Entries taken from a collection
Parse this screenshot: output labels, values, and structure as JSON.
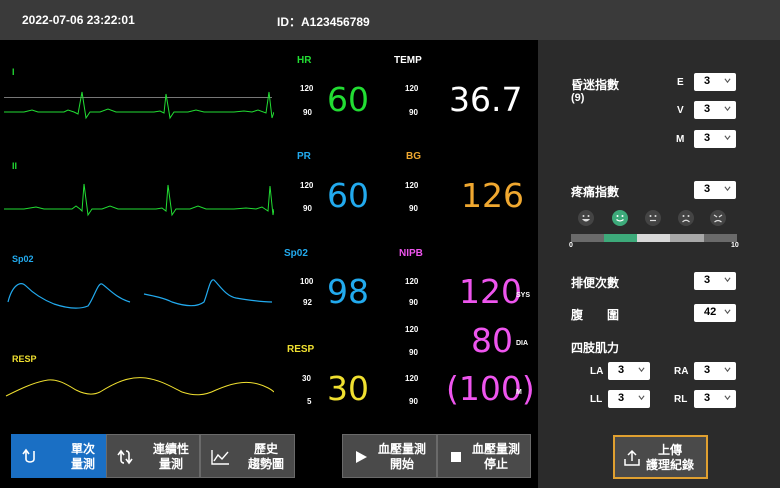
{
  "header": {
    "datetime": "2022-07-06  23:22:01",
    "patient_id": "ID：A123456789"
  },
  "waveforms": {
    "ecg1_label": "I",
    "ecg2_label": "II",
    "spo2_label": "Sp02",
    "resp_label": "RESP"
  },
  "vitals": {
    "hr": {
      "label": "HR",
      "hi": "120",
      "lo": "90",
      "value": "60",
      "color": "#22dd33"
    },
    "temp": {
      "label": "TEMP",
      "hi": "120",
      "lo": "90",
      "value": "36.7",
      "color": "#ffffff"
    },
    "pr": {
      "label": "PR",
      "hi": "120",
      "lo": "90",
      "value": "60",
      "color": "#22aaee"
    },
    "bg": {
      "label": "BG",
      "hi": "120",
      "lo": "90",
      "value": "126",
      "color": "#f0a830"
    },
    "spo2": {
      "label": "Sp02",
      "hi": "100",
      "lo": "92",
      "value": "98",
      "color": "#22aaee"
    },
    "nipb": {
      "label": "NIPB",
      "color": "#ee55ee",
      "sys": {
        "hi": "120",
        "lo": "90",
        "value": "120",
        "unit": "SYS"
      },
      "dia": {
        "hi": "120",
        "lo": "90",
        "value": "80",
        "unit": "DIA"
      },
      "m": {
        "hi": "120",
        "lo": "90",
        "value": "(100)",
        "unit": "M"
      }
    },
    "resp": {
      "label": "RESP",
      "hi": "30",
      "lo": "5",
      "value": "30",
      "color": "#f0e030"
    }
  },
  "buttons": {
    "single": [
      "單次",
      "量測"
    ],
    "continuous": [
      "連續性",
      "量測"
    ],
    "history": [
      "歷史",
      "趨勢圖"
    ],
    "bp_start": [
      "血壓量測",
      "開始"
    ],
    "bp_stop": [
      "血壓量測",
      "停止"
    ]
  },
  "panel": {
    "coma_label": "昏迷指數",
    "coma_total": "(9)",
    "coma_e_label": "E",
    "coma_e": "3",
    "coma_v_label": "V",
    "coma_v": "3",
    "coma_m_label": "M",
    "coma_m": "3",
    "pain_label": "疼痛指數",
    "pain_value": "3",
    "pain_min": "0",
    "pain_max": "10",
    "bowel_label": "排便次數",
    "bowel_value": "3",
    "abdomen_label": "腹　　圍",
    "abdomen_value": "42",
    "limb_label": "四肢肌力",
    "la_label": "LA",
    "la_value": "3",
    "ra_label": "RA",
    "ra_value": "3",
    "ll_label": "LL",
    "ll_value": "3",
    "rl_label": "RL",
    "rl_value": "3",
    "upload": [
      "上傳",
      "護理紀錄"
    ]
  }
}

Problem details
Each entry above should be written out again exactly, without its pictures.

Completed task
Parse this screenshot: output labels, values, and structure as JSON.
{
  "header": {
    "datetime": "2022-07-06  23:22:01",
    "patient_id": "ID：A123456789"
  },
  "waveforms": {
    "ecg1_label": "I",
    "ecg2_label": "II",
    "spo2_label": "Sp02",
    "resp_label": "RESP"
  },
  "vitals": {
    "hr": {
      "label": "HR",
      "hi": "120",
      "lo": "90",
      "value": "60",
      "color": "#22dd33"
    },
    "temp": {
      "label": "TEMP",
      "hi": "120",
      "lo": "90",
      "value": "36.7",
      "color": "#ffffff"
    },
    "pr": {
      "label": "PR",
      "hi": "120",
      "lo": "90",
      "value": "60",
      "color": "#22aaee"
    },
    "bg": {
      "label": "BG",
      "hi": "120",
      "lo": "90",
      "value": "126",
      "color": "#f0a830"
    },
    "spo2": {
      "label": "Sp02",
      "hi": "100",
      "lo": "92",
      "value": "98",
      "color": "#22aaee"
    },
    "nipb": {
      "label": "NIPB",
      "color": "#ee55ee",
      "sys": {
        "hi": "120",
        "lo": "90",
        "value": "120",
        "unit": "SYS"
      },
      "dia": {
        "hi": "120",
        "lo": "90",
        "value": "80",
        "unit": "DIA"
      },
      "m": {
        "hi": "120",
        "lo": "90",
        "value": "(100)",
        "unit": "M"
      }
    },
    "resp": {
      "label": "RESP",
      "hi": "30",
      "lo": "5",
      "value": "30",
      "color": "#f0e030"
    }
  },
  "buttons": {
    "single": [
      "單次",
      "量測"
    ],
    "continuous": [
      "連續性",
      "量測"
    ],
    "history": [
      "歷史",
      "趨勢圖"
    ],
    "bp_start": [
      "血壓量測",
      "開始"
    ],
    "bp_stop": [
      "血壓量測",
      "停止"
    ]
  },
  "panel": {
    "coma_label": "昏迷指數",
    "coma_total": "(9)",
    "coma_e_label": "E",
    "coma_e": "3",
    "coma_v_label": "V",
    "coma_v": "3",
    "coma_m_label": "M",
    "coma_m": "3",
    "pain_label": "疼痛指數",
    "pain_value": "3",
    "pain_min": "0",
    "pain_max": "10",
    "bowel_label": "排便次數",
    "bowel_value": "3",
    "abdomen_label": "腹　　圍",
    "abdomen_value": "42",
    "limb_label": "四肢肌力",
    "la_label": "LA",
    "la_value": "3",
    "ra_label": "RA",
    "ra_value": "3",
    "ll_label": "LL",
    "ll_value": "3",
    "rl_label": "RL",
    "rl_value": "3",
    "upload": [
      "上傳",
      "護理紀錄"
    ]
  }
}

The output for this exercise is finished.